Since this is the year of a federal election, we’ve been thinking about parliamentary democracy.
We believe parliamentary democracy is the best system of government in the world.
That is especially true when compared to the political system in the country to the south of us.
For one thing, in a parliamentary democracy, the election season is short. After a month or two of campaigning, the people vote and we should have a government in place for about four years.
Compare that to the United States, where elections never seem to end. O
ne election happens and campaigning immediately begins for the next.
We believe that is one reason the United States – with its president, House of Representatives and Senate – is so politically divided and fractious. They never stop political fighting long enough to catch their breaths. There is even that strange creature called the midterm election.
The next presidential election is over a year away, but the process to choose a Democratic challenger to President Donald Trump has been going on for months.
Canada and other parliamentary democracies seem calm by comparison. And that is even taking into account the disruption over Brexit in the Mother of Parliaments – the British House of Commons. Imagine the chaos if something like Brexit happened in the U.S.
In Canada, even the scandal that has shaken our federal politics by Prime Minister Justin Trudeau’s past penchant for wearing brownface/blackface can be absorbed by the parliamentary system.

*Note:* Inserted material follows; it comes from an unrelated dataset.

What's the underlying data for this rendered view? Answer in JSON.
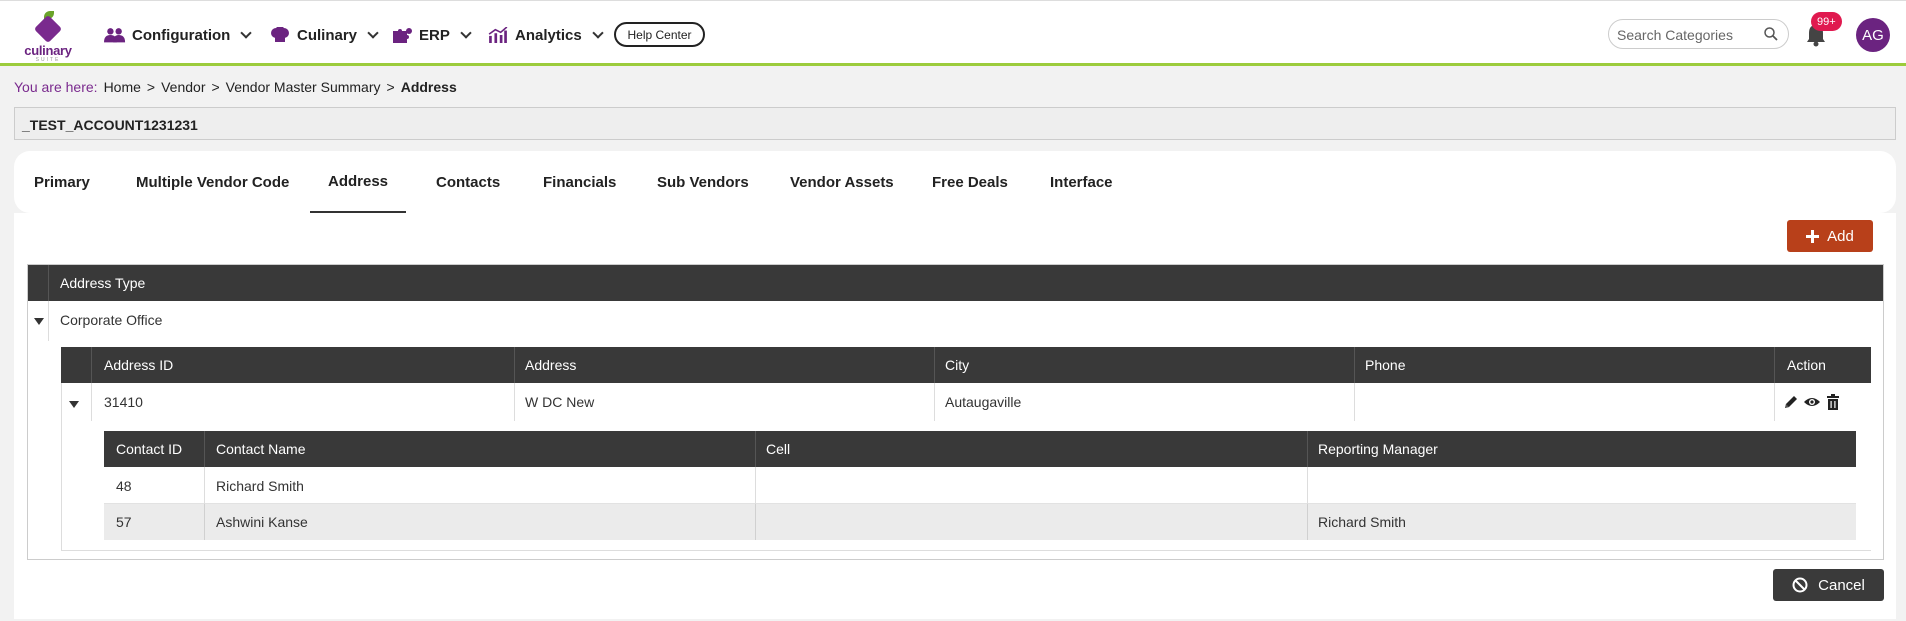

Trudeau is not a president, but a prime minister, and can be replaced very easily, if it ever came to that. Admittedly, it is unprecedented in Canada for a prime minister seeking re-election to have once committed such an outrageous act as wearing blackface – not as a child or a teenager, but as an adult.
After an election, if a prime minister loses the confidence of the House of Commons, he or she is out. Simple as that. No need for months or years of soul-searching.

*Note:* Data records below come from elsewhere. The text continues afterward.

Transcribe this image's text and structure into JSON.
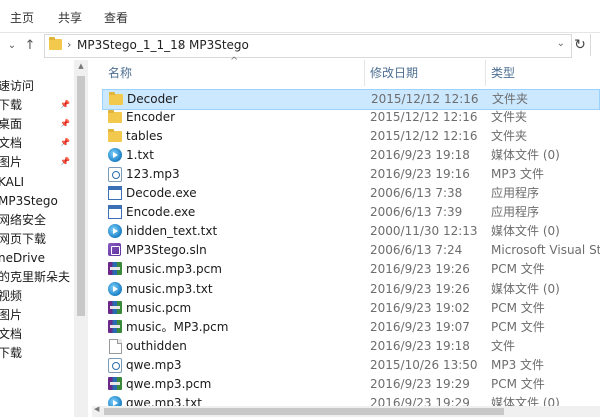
{
  "ribbon": {
    "tabs": [
      "主页",
      "共享",
      "查看"
    ]
  },
  "address": {
    "crumbs": [
      "MP3Stego_1_1_18",
      "MP3Stego"
    ]
  },
  "sidebar": {
    "items": [
      {
        "label": "速访问",
        "pinned": false
      },
      {
        "label": "下载",
        "pinned": true
      },
      {
        "label": "桌面",
        "pinned": true
      },
      {
        "label": "文档",
        "pinned": true
      },
      {
        "label": "图片",
        "pinned": true
      },
      {
        "label": "KALI",
        "pinned": false
      },
      {
        "label": "MP3Stego",
        "pinned": false
      },
      {
        "label": "网络安全",
        "pinned": false
      },
      {
        "label": "网页下载",
        "pinned": false
      },
      {
        "label": "neDrive",
        "pinned": false
      },
      {
        "label": "的克里斯朵夫",
        "pinned": false
      },
      {
        "label": "视频",
        "pinned": false
      },
      {
        "label": "图片",
        "pinned": false
      },
      {
        "label": "文档",
        "pinned": false
      },
      {
        "label": "下载",
        "pinned": false
      }
    ]
  },
  "columns": {
    "name": "名称",
    "date": "修改日期",
    "type": "类型"
  },
  "files": [
    {
      "name": "Decoder",
      "date": "2015/12/12 12:16",
      "type": "文件夹",
      "icon": "folder-icon",
      "selected": true
    },
    {
      "name": "Encoder",
      "date": "2015/12/12 12:16",
      "type": "文件夹",
      "icon": "folder-icon"
    },
    {
      "name": "tables",
      "date": "2015/12/12 12:16",
      "type": "文件夹",
      "icon": "folder-icon"
    },
    {
      "name": "1.txt",
      "date": "2016/9/23 19:18",
      "type": "媒体文件 (0)",
      "icon": "media-file-icon"
    },
    {
      "name": "123.mp3",
      "date": "2016/9/23 19:16",
      "type": "MP3 文件",
      "icon": "mp3-file-icon"
    },
    {
      "name": "Decode.exe",
      "date": "2006/6/13 7:38",
      "type": "应用程序",
      "icon": "exe-icon"
    },
    {
      "name": "Encode.exe",
      "date": "2006/6/13 7:39",
      "type": "应用程序",
      "icon": "exe-icon"
    },
    {
      "name": "hidden_text.txt",
      "date": "2000/11/30 12:13",
      "type": "媒体文件 (0)",
      "icon": "media-file-icon"
    },
    {
      "name": "MP3Stego.sln",
      "date": "2006/6/13 7:24",
      "type": "Microsoft Visual St...",
      "icon": "visual-studio-solution-icon"
    },
    {
      "name": "music.mp3.pcm",
      "date": "2016/9/23 19:26",
      "type": "PCM 文件",
      "icon": "pcm-file-icon"
    },
    {
      "name": "music.mp3.txt",
      "date": "2016/9/23 19:26",
      "type": "媒体文件 (0)",
      "icon": "media-file-icon"
    },
    {
      "name": "music.pcm",
      "date": "2016/9/23 19:02",
      "type": "PCM 文件",
      "icon": "pcm-file-icon"
    },
    {
      "name": "music。MP3.pcm",
      "date": "2016/9/23 19:07",
      "type": "PCM 文件",
      "icon": "pcm-file-icon"
    },
    {
      "name": "outhidden",
      "date": "2016/9/23 19:18",
      "type": "文件",
      "icon": "blank-file-icon"
    },
    {
      "name": "qwe.mp3",
      "date": "2015/10/26 13:50",
      "type": "MP3 文件",
      "icon": "mp3-file-icon"
    },
    {
      "name": "qwe.mp3.pcm",
      "date": "2016/9/23 19:29",
      "type": "PCM 文件",
      "icon": "pcm-file-icon"
    },
    {
      "name": "qwe.mp3.txt",
      "date": "2016/9/23 19:29",
      "type": "媒体文件 (0)",
      "icon": "media-file-icon"
    }
  ],
  "colors": {
    "selection": "#cce8ff",
    "selection_border": "#99d1ff",
    "header_text": "#4d6f92"
  }
}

On the other hand, replacing a president in the United States is a convoluted, controversial and divisive process. That’s because a president in the U.S. is the head of state, while a prime minister in a parliamentary democracy is just the head of government.

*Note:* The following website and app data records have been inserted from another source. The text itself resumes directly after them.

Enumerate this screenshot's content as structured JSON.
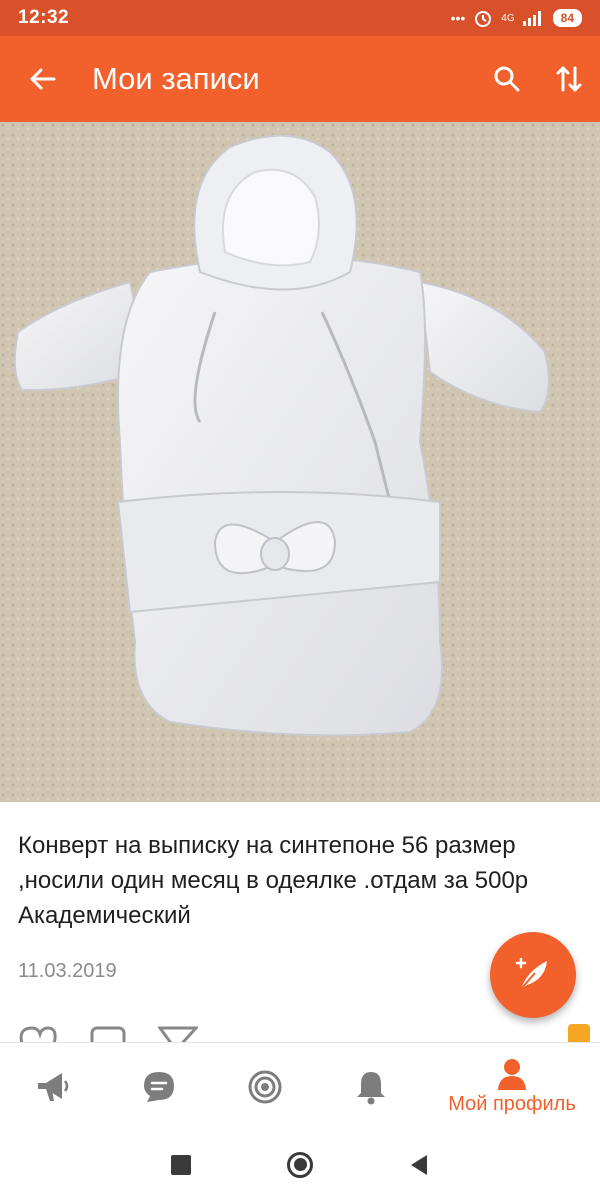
{
  "status_bar": {
    "time": "12:32",
    "dots": "•••",
    "network": "4G",
    "battery": "84"
  },
  "app_bar": {
    "title": "Мои записи",
    "icons": [
      "back-arrow-icon",
      "search-icon",
      "sort-icon"
    ]
  },
  "post": {
    "text": "Конверт на выписку на синтепоне 56 размер ,носили один месяц в одеялке .отдам за 500р Академический",
    "date": "11.03.2019",
    "photo_icon": "baby-snowsuit-photo"
  },
  "fab": {
    "icon": "new-post-feather-icon"
  },
  "reactions": {
    "icons": [
      "like-icon",
      "comment-icon",
      "share-icon"
    ]
  },
  "bottom_nav": {
    "items": [
      {
        "icon": "megaphone-icon"
      },
      {
        "icon": "messages-icon"
      },
      {
        "icon": "discussions-icon"
      },
      {
        "icon": "bell-icon"
      },
      {
        "icon": "profile-icon",
        "label": "Мой профиль"
      }
    ],
    "accent": "#f2602b"
  },
  "system_nav": {
    "icons": [
      "recents-square-icon",
      "home-circle-icon",
      "back-triangle-icon"
    ]
  },
  "colors": {
    "status_bar": "#d9512a",
    "app_bar": "#f2602b",
    "carpet": "#cfc5b1",
    "text": "#1f1f1f",
    "date": "#8a8a8a"
  }
}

Say what you will about having a monarch, it comes in handy when you want to get rid of a prime minister, like the British did recently with Theresa May. You don’t have to worry about being labelled disloyal to the state if you simply want to replace a government leader.
Some say a flaw in parliamentary democracy is that the people don’t directly elect their leader, just a governing party, and the prime minister is whoever happens to be leading that party. That concern also exists in the NWT’s version of a parliamentary democracy – consensus government – where there is no public vote for premier and the leader is chosen by MLAs after the election.
All we can say to that concern is the United States has a separate vote for its president, and it resulted in the election of Donald Trump.